WORK INSTRUCTIONS: List each line of the data that holds the string "content".

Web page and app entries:
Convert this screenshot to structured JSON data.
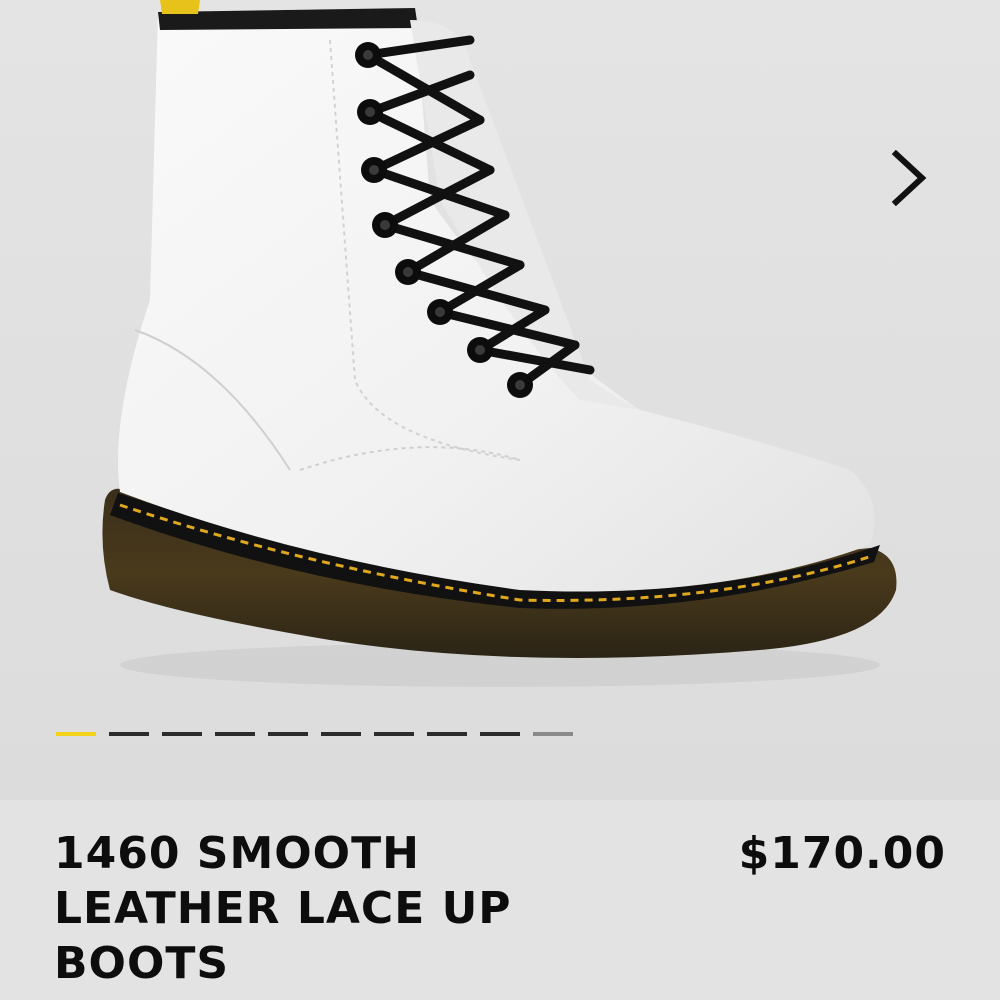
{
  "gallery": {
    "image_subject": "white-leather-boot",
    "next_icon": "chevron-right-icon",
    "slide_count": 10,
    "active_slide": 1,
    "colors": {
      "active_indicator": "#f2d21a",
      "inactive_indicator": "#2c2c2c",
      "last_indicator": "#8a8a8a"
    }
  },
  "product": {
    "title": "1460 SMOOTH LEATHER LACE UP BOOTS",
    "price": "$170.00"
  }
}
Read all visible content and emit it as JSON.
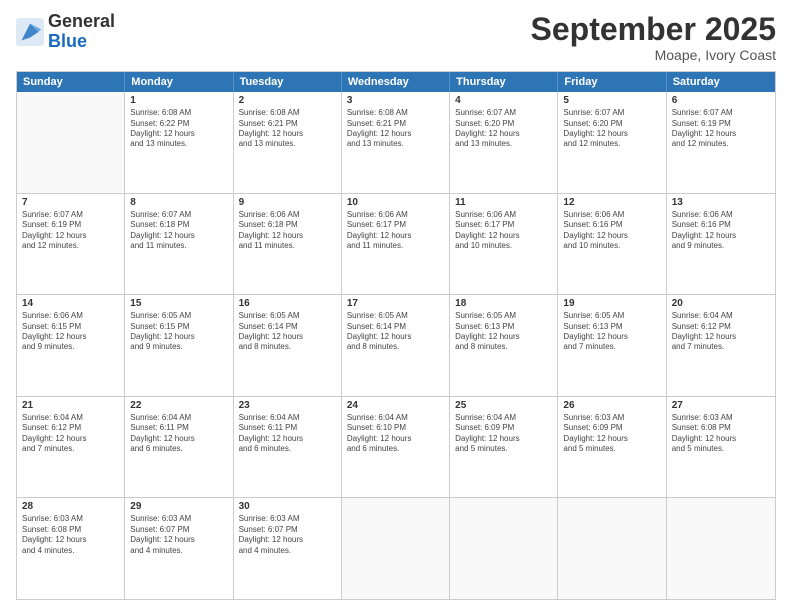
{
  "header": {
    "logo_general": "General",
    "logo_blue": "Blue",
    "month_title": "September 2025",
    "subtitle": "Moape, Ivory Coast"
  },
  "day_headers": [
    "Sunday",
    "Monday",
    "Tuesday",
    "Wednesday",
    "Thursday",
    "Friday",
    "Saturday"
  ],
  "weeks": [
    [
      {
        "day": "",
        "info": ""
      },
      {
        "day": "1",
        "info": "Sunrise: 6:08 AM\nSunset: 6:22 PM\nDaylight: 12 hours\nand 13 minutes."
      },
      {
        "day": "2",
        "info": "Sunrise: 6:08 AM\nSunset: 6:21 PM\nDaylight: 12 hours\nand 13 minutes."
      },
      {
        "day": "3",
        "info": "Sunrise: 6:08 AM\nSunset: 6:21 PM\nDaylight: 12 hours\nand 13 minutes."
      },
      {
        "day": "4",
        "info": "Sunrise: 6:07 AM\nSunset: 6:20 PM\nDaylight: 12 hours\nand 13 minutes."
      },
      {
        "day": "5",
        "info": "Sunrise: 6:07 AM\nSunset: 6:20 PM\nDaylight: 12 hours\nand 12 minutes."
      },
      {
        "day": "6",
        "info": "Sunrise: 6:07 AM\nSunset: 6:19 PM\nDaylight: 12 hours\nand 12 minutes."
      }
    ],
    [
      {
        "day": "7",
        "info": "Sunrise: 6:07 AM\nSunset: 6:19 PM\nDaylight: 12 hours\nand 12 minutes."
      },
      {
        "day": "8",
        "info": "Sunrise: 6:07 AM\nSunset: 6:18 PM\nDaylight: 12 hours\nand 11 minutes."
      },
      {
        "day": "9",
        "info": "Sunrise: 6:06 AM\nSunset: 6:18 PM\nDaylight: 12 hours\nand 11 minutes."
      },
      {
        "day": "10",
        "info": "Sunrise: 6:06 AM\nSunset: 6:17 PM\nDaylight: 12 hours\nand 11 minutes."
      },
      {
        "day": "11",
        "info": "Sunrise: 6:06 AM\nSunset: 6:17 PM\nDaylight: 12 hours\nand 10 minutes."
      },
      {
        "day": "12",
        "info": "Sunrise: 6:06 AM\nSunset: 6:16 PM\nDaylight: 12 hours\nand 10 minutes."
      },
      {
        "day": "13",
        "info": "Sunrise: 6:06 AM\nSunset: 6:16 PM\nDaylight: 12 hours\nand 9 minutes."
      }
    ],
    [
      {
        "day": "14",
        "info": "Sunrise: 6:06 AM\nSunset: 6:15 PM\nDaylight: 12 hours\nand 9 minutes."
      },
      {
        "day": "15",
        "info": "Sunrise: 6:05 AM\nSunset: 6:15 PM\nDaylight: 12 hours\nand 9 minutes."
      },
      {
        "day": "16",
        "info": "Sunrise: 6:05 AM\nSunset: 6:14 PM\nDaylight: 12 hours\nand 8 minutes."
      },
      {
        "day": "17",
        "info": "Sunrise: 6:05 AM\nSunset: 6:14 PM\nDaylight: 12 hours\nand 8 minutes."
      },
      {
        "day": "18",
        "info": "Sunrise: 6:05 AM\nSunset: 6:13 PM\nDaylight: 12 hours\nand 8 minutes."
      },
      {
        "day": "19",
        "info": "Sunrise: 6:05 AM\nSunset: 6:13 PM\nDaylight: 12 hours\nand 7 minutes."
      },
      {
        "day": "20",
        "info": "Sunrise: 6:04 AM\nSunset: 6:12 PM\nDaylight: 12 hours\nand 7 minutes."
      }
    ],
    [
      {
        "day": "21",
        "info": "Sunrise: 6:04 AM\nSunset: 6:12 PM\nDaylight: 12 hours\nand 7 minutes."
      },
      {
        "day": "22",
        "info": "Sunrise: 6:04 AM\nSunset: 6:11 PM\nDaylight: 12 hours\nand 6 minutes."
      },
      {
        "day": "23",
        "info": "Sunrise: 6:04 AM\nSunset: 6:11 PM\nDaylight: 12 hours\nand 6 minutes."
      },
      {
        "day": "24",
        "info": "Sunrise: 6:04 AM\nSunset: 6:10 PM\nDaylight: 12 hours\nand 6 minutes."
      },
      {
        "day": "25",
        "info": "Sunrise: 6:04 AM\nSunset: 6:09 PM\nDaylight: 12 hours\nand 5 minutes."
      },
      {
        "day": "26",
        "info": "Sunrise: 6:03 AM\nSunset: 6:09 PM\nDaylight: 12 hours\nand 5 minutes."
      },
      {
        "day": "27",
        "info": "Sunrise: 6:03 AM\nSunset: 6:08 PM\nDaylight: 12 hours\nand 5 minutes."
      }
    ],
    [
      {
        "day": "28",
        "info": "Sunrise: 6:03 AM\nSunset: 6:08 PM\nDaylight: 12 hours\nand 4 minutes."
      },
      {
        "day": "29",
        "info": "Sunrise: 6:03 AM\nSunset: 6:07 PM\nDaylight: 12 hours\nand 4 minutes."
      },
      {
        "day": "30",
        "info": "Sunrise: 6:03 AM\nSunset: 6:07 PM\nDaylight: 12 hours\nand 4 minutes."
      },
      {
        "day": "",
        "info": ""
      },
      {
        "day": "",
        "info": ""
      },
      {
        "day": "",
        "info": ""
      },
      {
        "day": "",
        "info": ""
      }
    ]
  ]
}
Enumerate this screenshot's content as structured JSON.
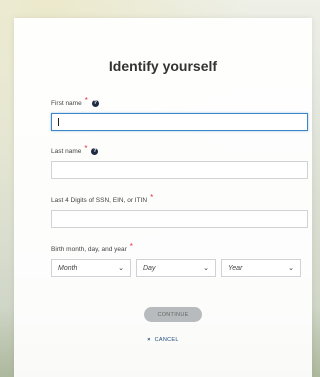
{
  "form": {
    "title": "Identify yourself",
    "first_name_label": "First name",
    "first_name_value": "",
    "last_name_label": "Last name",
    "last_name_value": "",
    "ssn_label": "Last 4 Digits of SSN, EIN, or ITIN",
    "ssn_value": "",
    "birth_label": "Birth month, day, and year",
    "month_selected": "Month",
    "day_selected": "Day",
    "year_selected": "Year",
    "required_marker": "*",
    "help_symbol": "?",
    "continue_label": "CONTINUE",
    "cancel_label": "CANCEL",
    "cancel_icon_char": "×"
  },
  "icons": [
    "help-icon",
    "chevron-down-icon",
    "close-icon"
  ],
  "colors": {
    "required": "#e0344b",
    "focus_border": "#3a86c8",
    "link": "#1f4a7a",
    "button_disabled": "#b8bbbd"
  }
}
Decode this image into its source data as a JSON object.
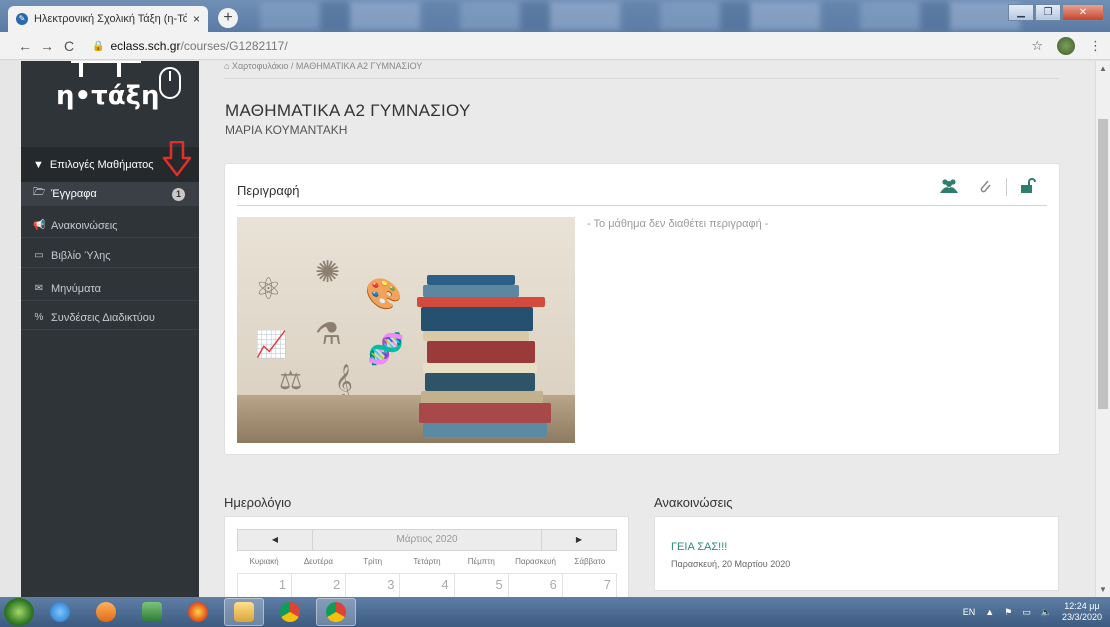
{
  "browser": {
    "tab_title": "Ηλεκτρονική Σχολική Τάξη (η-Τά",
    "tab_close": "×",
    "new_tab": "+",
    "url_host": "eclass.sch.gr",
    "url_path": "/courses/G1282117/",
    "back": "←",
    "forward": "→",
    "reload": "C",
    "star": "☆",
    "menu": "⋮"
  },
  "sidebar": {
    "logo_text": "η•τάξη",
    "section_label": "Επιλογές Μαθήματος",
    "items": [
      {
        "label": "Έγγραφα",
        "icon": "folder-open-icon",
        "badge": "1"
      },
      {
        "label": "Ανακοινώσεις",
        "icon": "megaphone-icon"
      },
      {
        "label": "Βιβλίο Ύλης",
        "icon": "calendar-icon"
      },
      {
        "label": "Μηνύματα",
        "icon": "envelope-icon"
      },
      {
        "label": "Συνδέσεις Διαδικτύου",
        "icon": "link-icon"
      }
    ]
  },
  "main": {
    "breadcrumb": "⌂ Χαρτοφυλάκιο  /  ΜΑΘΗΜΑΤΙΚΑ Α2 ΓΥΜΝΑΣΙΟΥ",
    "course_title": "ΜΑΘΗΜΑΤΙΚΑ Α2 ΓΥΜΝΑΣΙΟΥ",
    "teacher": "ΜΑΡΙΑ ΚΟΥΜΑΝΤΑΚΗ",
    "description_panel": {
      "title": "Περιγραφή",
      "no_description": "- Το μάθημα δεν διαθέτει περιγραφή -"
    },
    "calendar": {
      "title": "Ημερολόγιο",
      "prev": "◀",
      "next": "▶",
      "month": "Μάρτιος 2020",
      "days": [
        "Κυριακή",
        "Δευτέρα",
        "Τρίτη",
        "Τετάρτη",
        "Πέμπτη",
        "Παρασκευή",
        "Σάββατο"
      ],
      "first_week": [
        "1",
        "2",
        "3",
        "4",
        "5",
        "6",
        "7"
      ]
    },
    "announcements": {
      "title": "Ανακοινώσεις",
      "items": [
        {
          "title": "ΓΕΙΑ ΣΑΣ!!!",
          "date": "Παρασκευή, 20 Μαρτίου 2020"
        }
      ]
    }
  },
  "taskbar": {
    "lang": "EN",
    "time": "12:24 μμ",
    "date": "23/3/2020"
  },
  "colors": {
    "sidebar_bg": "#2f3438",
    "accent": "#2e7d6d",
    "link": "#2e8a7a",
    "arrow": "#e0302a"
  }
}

TASK RESULT:
Read all visible content and emit it as JSON.
Enumerate this screenshot's content as structured JSON.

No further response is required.